Ljubljana – A group of physicists at the Jožef Stefan Institute confirmed the spin liquid state even at absolute zero temperatures, as first predicted by Swiss physicist G.H. Wannier in 1950, but his wish for experimental confirmation has remained unfulfilled until now. The achievement was published in the Nature Materials magazine.
Spin liquids are a special magnetic state of matter. They are the magnetic analogue of the liquid state of matter, in that the magnetic moments (spins) are disordered, but at the same time already strongly correlated.
Swiss physicist Gregory Hugh Wannier first predicted in 1950 that the spin liquid state can be present even at absolute zero temperature.

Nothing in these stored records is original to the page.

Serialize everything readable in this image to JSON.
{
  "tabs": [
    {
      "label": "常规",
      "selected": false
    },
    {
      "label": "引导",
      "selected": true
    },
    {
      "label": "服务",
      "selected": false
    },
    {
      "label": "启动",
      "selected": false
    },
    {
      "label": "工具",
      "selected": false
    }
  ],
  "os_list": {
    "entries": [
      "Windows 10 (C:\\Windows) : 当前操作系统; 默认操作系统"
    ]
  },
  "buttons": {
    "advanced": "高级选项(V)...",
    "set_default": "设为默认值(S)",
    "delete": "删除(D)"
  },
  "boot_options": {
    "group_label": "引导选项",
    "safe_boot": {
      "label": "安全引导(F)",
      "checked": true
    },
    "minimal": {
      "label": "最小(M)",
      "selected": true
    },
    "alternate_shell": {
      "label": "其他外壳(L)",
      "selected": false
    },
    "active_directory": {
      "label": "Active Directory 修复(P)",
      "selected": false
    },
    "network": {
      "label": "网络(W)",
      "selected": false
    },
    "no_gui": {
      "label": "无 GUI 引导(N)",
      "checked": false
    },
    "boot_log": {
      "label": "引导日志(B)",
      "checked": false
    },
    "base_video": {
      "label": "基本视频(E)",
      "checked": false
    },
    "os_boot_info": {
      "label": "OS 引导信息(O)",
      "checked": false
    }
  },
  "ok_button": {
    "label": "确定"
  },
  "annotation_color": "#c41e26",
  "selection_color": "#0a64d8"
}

This has now been confirmed by Slovenian scientists.
The project involved physicists from the Jožef Stefan Institute – Tina Arh, Matej Pregelj and Andrej Zorko, together with colleagues from the Institute of Mathematics, Physics and Mechanics and other research institutions in India, the UK, France and the USA.
The key to their breakthrough was the study of a magnetically unexplored compound, using a wide range of complementary experimental techniques, the Jožef Stefan Institute said.
Andrej Zorko explained for the STA that the team was studying the magnetic properties of a certain crystal, neodymium heptatantalate, and added that from a magnetic point of view, it is possible to draw analogies with states of matter.
The magnetic moments (spins) at sufficiently low temperatures can typically arrange like building blocks in the solid state of matter, while at high temperatures, they will each point in their own direction, like in the gaseous state of matter.
Spin liquids are somewhere in between, they are the magnetic analogue of the liquid state of matter, Zorko said. “That the spins in a spin liquid do not arrange themselves in the same direction, even at absolute zero, is like water never turning into a crystal or solid matter when cooled.”
Beyond the scientific aspect, this discovery could be potentially important in the light of modern quantum technologies, as spin liquids are considered to be one of the most promising platforms for storing information in quantum computing, Zorko concluded.